Start of MATERIAL FOR THIS EXERCISE

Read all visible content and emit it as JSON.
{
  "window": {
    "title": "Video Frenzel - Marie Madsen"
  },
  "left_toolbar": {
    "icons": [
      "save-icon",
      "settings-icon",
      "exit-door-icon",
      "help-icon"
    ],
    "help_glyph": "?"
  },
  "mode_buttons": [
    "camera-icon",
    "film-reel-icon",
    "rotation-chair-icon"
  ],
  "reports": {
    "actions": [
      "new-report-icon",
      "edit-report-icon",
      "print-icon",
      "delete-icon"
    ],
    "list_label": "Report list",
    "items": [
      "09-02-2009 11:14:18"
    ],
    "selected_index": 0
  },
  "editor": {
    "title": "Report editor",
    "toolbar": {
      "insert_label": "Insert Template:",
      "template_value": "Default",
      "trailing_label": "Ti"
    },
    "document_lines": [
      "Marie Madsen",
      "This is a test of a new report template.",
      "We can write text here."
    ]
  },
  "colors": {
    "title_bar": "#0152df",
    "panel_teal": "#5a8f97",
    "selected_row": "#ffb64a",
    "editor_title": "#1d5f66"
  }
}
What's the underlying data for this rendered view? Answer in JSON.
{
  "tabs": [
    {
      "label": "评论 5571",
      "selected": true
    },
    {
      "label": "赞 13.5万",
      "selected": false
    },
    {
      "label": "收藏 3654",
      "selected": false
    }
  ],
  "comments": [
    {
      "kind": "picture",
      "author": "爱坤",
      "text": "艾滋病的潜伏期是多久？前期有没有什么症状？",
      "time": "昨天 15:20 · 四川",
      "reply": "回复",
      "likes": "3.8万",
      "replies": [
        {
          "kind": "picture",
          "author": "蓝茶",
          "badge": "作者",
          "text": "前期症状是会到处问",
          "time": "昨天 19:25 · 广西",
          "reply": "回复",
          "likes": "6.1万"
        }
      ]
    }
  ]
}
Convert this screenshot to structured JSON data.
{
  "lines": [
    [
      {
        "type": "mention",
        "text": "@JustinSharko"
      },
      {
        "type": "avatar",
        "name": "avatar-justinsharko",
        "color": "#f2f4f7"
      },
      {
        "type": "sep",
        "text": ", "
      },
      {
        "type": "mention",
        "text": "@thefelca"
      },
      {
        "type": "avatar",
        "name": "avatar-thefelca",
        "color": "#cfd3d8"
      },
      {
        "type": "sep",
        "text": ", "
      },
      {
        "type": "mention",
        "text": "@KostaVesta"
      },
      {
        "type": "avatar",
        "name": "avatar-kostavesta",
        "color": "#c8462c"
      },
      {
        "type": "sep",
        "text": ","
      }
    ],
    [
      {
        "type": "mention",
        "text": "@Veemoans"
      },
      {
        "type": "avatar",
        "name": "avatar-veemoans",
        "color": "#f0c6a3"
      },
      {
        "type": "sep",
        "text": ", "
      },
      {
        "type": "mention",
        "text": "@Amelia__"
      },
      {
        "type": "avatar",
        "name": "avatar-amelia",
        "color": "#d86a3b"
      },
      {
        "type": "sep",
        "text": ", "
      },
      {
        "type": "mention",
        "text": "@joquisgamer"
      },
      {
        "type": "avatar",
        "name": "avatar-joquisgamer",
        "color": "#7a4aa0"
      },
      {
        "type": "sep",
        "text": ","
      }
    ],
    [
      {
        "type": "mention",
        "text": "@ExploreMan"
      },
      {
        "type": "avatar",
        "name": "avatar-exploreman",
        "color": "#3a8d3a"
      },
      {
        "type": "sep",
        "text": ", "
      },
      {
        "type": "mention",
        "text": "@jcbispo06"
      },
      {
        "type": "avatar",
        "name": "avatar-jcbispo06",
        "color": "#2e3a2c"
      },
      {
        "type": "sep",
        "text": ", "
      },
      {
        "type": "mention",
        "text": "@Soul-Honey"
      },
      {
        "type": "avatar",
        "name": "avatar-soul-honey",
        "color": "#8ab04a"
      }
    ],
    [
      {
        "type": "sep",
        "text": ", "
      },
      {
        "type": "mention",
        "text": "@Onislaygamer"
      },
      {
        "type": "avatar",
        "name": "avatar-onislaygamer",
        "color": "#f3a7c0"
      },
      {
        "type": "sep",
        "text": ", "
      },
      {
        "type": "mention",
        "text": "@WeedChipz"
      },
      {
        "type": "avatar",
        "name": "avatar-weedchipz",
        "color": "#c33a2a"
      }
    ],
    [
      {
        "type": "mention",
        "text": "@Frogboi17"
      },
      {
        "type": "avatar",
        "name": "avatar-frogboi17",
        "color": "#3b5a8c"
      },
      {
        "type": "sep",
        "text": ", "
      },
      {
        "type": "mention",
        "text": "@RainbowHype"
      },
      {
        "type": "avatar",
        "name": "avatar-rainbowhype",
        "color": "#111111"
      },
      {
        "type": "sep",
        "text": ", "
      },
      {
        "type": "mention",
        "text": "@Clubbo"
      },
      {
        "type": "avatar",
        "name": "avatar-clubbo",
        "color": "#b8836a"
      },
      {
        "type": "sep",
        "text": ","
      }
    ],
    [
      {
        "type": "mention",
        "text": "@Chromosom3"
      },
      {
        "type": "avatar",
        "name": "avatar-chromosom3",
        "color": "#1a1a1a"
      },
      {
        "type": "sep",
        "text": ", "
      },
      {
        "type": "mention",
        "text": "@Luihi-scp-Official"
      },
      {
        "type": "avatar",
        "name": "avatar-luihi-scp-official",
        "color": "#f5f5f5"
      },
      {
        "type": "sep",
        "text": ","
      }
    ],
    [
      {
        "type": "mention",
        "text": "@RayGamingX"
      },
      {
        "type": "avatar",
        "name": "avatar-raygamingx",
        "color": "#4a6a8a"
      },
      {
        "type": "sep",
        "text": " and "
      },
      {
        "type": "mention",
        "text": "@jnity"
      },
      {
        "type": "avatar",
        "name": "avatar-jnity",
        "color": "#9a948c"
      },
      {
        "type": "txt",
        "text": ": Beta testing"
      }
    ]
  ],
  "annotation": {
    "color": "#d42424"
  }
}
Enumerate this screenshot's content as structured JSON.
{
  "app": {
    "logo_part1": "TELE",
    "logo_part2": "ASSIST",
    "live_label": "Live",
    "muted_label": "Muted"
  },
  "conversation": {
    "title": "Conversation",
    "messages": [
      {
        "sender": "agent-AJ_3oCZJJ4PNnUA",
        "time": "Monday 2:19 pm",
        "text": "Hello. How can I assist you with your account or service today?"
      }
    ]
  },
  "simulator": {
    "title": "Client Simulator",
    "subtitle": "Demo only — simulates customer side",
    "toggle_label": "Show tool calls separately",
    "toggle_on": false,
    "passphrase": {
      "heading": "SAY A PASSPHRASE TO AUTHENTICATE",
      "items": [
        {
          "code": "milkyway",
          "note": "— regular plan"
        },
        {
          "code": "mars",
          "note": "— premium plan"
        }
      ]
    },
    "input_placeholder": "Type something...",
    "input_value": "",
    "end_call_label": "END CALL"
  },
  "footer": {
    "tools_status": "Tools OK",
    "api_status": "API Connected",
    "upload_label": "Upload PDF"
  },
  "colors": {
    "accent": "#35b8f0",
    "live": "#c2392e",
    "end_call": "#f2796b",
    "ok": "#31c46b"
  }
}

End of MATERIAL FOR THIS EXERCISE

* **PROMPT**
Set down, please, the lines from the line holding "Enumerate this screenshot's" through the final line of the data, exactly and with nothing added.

* **WRITTEN REPLY**
Enumerate this screenshot's content as structured JSON.
{
  "app": {
    "logo_part1": "TELE",
    "logo_part2": "ASSIST",
    "live_label": "Live",
    "muted_label": "Muted"
  },
  "conversation": {
    "title": "Conversation",
    "messages": [
      {
        "sender": "agent-AJ_3oCZJJ4PNnUA",
        "time": "Monday 2:19 pm",
        "text": "Hello. How can I assist you with your account or service today?"
      }
    ]
  },
  "simulator": {
    "title": "Client Simulator",
    "subtitle": "Demo only — simulates customer side",
    "toggle_label": "Show tool calls separately",
    "toggle_on": false,
    "passphrase": {
      "heading": "SAY A PASSPHRASE TO AUTHENTICATE",
      "items": [
        {
          "code": "milkyway",
          "note": "— regular plan"
        },
        {
          "code": "mars",
          "note": "— premium plan"
        }
      ]
    },
    "input_placeholder": "Type something...",
    "input_value": "",
    "end_call_label": "END CALL"
  },
  "footer": {
    "tools_status": "Tools OK",
    "api_status": "API Connected",
    "upload_label": "Upload PDF"
  },
  "colors": {
    "accent": "#35b8f0",
    "live": "#c2392e",
    "end_call": "#f2796b",
    "ok": "#31c46b"
  }
}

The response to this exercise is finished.